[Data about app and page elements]
■ ■ ■ ■

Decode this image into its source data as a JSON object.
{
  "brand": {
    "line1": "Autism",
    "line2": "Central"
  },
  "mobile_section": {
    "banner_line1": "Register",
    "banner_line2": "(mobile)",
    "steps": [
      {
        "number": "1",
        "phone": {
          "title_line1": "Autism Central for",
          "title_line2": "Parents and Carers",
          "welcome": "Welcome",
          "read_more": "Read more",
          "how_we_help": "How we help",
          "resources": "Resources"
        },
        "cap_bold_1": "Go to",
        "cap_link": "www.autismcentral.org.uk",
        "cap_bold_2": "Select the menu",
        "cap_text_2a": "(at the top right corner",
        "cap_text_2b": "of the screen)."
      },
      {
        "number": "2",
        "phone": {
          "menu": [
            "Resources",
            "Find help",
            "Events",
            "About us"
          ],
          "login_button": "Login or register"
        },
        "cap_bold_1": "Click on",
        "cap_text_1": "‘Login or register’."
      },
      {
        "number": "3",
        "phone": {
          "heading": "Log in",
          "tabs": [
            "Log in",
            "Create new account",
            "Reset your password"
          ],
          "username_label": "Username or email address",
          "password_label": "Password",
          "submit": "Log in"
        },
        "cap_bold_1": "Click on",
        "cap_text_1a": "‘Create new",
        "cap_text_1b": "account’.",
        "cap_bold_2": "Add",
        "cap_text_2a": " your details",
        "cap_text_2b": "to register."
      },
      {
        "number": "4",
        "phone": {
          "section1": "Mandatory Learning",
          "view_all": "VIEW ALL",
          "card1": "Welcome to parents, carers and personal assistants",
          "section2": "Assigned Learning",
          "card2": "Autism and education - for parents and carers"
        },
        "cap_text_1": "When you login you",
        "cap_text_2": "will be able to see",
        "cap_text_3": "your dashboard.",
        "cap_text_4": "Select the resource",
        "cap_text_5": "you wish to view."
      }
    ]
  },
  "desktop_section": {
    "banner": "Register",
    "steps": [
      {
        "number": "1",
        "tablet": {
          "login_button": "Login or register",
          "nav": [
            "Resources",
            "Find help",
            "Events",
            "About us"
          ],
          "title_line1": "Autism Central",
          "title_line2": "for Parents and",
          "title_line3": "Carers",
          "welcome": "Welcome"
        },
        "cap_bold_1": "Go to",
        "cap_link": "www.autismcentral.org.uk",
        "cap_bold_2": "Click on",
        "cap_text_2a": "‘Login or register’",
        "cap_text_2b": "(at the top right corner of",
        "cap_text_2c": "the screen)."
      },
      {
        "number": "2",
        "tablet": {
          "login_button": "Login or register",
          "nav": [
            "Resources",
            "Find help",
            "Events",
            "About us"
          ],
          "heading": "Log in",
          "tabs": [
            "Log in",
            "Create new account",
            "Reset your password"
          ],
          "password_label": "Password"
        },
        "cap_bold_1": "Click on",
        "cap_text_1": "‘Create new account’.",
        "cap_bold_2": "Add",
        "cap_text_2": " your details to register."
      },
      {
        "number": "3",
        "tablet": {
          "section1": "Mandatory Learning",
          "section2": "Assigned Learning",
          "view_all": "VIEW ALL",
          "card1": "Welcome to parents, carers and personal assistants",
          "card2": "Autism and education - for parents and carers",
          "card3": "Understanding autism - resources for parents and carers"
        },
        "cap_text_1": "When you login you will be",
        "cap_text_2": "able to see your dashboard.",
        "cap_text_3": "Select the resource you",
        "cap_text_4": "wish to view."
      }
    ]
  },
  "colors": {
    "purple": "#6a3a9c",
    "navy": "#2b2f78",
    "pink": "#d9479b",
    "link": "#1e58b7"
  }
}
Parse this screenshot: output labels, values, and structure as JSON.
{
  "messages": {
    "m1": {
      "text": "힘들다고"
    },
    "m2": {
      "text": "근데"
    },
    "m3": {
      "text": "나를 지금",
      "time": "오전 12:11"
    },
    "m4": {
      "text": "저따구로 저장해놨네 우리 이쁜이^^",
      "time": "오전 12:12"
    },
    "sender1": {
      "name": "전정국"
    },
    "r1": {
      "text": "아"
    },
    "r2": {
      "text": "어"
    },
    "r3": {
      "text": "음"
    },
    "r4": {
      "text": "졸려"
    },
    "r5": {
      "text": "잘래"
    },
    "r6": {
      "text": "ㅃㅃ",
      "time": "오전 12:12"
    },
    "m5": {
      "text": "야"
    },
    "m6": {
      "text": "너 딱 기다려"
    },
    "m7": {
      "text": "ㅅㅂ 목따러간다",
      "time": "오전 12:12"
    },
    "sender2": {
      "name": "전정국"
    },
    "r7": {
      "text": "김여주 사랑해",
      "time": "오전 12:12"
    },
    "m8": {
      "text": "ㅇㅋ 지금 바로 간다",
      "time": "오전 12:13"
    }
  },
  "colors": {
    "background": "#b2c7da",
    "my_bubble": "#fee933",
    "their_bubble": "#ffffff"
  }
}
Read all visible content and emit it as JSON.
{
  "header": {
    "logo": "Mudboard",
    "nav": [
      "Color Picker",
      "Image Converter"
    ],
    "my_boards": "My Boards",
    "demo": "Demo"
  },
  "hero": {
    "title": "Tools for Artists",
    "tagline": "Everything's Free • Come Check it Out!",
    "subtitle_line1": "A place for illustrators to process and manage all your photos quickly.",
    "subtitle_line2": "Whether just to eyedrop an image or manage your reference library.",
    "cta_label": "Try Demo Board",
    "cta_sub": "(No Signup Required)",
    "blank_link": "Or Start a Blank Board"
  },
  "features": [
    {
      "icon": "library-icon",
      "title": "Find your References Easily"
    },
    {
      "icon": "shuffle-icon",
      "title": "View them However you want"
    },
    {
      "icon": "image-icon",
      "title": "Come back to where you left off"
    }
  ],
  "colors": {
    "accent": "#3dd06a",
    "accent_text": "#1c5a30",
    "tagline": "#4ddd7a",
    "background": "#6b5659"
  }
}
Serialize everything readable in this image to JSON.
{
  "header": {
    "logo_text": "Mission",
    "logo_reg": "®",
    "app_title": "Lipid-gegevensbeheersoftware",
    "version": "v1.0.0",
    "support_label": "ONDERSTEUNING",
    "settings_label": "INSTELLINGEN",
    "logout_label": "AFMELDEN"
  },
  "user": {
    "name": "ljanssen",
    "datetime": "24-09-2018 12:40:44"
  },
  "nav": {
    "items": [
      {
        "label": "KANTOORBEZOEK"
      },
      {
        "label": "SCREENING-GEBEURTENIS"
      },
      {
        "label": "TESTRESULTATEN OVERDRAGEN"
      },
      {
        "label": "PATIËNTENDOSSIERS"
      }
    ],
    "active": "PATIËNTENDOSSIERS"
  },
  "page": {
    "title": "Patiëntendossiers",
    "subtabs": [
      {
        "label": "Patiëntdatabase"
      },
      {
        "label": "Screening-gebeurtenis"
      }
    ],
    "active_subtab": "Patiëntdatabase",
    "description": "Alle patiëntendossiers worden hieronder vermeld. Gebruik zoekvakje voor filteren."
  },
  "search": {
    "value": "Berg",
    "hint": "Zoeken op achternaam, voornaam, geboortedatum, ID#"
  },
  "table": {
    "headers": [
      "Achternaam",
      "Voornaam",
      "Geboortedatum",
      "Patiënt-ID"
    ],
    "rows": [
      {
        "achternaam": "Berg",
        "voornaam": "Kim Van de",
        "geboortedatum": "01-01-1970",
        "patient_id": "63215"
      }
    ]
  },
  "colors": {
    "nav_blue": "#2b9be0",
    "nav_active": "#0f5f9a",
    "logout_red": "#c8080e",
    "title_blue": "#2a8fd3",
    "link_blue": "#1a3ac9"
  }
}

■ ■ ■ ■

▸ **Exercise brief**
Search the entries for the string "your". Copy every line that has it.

▸ **Solution to this task**
            "Reset your password"
        "cap_text_2a": " your details",
        "cap_text_3": "your dashboard.",
            "Reset your password"
        "cap_text_2": " your details to register."
        "cap_text_2": "able to see your dashboard.",
    "subtitle_line1": "A place for illustrators to process and manage all your photos quickly.",
    "subtitle_line2": "Whether just to eyedrop an image or manage your reference library.",
      "title": "Find your References Easily"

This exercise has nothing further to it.